### Data provided ###

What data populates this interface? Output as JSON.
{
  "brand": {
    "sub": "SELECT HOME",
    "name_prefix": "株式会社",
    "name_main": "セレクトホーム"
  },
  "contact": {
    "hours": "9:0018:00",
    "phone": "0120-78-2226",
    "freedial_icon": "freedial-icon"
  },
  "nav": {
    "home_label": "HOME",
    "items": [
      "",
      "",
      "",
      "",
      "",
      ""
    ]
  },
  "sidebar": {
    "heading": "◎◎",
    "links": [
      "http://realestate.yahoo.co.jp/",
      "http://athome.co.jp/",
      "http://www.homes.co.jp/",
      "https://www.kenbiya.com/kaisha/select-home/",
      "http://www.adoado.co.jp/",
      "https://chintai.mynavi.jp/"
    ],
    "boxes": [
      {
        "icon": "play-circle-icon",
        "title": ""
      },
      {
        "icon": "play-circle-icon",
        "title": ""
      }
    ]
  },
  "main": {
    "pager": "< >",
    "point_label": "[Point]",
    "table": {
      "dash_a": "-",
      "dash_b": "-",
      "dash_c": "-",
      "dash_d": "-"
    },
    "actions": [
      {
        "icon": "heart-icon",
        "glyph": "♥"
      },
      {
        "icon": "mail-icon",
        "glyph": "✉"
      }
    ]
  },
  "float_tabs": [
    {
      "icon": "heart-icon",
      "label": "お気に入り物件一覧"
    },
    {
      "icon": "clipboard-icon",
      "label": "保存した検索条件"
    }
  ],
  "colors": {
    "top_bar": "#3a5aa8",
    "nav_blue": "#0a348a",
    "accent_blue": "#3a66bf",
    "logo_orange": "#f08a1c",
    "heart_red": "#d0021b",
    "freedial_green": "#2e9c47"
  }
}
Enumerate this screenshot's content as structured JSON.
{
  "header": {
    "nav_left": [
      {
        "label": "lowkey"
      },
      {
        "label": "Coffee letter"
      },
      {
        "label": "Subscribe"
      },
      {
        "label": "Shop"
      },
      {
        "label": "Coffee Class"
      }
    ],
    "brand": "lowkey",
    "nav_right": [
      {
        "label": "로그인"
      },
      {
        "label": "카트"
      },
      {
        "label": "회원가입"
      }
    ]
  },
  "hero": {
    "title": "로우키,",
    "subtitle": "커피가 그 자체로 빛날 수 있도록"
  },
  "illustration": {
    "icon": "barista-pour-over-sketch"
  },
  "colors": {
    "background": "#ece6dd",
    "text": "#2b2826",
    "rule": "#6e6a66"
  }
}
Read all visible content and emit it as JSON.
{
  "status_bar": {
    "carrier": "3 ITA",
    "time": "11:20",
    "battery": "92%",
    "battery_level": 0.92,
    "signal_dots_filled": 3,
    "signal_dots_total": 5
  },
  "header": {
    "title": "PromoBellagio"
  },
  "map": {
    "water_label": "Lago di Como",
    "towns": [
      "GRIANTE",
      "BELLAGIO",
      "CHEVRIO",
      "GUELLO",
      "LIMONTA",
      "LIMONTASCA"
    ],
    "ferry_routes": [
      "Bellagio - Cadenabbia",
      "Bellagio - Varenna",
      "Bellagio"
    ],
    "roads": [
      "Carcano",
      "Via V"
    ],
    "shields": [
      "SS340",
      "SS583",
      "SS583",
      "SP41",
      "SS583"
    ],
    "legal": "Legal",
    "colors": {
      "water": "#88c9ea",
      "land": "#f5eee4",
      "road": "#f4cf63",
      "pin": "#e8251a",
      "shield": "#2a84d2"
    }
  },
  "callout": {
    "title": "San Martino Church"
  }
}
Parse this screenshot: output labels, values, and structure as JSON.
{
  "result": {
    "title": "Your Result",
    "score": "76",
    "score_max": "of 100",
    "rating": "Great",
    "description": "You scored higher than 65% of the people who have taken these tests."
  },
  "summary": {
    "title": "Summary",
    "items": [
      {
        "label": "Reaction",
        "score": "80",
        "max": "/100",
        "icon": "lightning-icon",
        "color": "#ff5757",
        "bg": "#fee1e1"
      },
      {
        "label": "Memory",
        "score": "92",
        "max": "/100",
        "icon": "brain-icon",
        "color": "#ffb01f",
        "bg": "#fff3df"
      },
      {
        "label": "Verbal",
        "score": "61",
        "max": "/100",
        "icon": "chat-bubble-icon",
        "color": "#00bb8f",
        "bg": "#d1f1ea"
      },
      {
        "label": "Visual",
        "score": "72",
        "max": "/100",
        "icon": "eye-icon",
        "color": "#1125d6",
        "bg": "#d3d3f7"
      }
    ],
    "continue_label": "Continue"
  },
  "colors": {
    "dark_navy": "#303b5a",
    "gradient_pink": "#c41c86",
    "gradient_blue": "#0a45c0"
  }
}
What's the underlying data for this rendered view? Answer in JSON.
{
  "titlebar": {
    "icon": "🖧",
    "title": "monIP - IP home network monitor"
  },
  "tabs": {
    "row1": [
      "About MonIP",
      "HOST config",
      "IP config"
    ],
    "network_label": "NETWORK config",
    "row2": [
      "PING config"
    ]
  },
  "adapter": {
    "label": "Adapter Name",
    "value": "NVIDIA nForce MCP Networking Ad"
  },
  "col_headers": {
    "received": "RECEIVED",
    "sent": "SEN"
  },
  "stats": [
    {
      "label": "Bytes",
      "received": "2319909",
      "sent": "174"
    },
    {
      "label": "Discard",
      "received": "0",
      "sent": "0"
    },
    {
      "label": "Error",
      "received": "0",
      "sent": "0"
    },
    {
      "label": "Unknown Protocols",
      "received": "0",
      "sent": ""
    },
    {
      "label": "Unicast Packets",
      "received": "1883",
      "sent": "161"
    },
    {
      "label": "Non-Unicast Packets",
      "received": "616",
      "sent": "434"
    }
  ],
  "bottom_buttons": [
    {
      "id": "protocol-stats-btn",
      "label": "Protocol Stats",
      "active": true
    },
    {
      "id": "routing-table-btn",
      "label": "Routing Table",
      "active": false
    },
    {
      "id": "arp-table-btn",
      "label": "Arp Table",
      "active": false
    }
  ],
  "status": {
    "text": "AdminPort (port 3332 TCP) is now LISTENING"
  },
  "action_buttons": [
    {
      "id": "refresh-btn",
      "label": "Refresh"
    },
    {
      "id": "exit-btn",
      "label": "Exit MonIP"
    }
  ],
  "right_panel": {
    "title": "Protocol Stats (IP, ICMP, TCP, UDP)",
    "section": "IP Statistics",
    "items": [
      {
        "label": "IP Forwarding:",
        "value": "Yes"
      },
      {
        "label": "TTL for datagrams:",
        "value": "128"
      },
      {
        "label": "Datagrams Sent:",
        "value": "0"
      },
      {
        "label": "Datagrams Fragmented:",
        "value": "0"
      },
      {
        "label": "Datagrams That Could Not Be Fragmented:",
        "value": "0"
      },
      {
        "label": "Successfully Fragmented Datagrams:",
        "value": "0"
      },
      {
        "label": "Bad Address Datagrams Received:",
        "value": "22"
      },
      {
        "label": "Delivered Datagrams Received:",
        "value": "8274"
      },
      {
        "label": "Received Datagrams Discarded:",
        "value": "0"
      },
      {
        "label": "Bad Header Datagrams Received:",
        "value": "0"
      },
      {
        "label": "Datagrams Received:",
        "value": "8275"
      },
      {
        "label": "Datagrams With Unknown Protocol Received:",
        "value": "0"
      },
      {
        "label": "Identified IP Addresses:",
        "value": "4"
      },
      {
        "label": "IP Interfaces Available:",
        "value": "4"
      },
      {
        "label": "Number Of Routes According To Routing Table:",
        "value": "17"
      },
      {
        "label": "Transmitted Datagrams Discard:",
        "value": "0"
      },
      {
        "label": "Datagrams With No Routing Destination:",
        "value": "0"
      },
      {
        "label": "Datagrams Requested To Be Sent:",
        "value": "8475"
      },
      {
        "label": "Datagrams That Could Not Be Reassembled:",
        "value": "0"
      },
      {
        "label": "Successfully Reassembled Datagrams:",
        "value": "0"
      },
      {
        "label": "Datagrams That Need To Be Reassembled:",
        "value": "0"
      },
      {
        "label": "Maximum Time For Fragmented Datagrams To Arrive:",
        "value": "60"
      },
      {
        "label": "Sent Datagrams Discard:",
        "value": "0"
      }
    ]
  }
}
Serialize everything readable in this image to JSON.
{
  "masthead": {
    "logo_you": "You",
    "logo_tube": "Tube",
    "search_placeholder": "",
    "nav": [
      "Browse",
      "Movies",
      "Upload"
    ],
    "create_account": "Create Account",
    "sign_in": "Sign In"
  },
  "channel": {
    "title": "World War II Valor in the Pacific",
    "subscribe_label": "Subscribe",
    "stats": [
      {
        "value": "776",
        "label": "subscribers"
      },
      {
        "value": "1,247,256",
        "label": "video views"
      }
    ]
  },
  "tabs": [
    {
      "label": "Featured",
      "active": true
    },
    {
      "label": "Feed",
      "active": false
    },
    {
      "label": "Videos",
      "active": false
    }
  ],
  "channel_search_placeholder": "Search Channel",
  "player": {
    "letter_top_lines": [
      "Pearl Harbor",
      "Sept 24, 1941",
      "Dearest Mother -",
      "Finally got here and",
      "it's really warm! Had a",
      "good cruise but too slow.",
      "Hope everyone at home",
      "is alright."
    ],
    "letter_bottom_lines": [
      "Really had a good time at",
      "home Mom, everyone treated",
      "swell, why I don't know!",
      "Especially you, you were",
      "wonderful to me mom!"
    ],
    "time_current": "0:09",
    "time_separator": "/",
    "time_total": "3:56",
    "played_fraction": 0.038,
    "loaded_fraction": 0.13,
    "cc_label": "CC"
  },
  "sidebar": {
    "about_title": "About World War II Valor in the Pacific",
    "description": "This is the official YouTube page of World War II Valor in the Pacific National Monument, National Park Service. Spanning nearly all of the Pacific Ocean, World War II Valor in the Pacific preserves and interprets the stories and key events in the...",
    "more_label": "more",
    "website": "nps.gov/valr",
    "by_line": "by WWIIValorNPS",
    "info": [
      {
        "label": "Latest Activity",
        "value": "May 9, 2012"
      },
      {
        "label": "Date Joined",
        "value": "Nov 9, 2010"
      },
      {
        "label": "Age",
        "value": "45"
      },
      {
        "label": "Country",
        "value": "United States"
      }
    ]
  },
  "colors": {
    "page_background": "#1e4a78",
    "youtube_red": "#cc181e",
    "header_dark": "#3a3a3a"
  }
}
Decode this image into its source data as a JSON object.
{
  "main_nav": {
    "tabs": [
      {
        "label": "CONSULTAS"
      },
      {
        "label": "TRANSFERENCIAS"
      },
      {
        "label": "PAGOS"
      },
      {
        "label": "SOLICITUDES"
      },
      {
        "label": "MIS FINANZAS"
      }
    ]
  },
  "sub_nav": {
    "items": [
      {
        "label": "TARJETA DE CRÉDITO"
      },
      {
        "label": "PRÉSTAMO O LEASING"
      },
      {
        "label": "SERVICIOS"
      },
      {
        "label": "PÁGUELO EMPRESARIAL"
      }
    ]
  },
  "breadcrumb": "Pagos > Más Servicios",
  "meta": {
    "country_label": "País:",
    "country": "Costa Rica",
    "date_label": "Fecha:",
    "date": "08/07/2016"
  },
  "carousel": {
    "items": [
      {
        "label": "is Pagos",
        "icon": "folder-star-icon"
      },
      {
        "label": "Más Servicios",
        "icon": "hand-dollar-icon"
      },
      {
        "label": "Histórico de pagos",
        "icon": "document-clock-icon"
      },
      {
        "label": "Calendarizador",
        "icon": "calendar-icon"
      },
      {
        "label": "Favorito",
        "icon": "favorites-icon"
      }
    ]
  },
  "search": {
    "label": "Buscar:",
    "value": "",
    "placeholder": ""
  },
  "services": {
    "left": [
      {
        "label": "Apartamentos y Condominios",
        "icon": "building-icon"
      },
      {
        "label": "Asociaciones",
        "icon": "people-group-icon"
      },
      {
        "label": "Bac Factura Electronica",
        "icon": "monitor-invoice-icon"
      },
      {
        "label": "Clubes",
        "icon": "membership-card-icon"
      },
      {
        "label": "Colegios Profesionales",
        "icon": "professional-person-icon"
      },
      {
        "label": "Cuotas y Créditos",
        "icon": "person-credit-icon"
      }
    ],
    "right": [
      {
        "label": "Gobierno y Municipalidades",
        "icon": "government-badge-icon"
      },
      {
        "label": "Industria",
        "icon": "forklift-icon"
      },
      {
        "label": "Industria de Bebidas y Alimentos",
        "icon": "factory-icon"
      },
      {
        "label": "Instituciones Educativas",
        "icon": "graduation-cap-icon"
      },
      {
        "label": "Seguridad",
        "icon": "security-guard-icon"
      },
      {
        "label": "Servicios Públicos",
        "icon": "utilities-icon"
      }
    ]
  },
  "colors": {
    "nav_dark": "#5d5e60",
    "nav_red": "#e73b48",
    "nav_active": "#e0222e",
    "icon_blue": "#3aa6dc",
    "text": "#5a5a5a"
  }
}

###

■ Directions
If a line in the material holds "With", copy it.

■ Answer space
        "label": "Datagrams With Unknown Protocol Received:",
        "label": "Datagrams With No Routing Destination:",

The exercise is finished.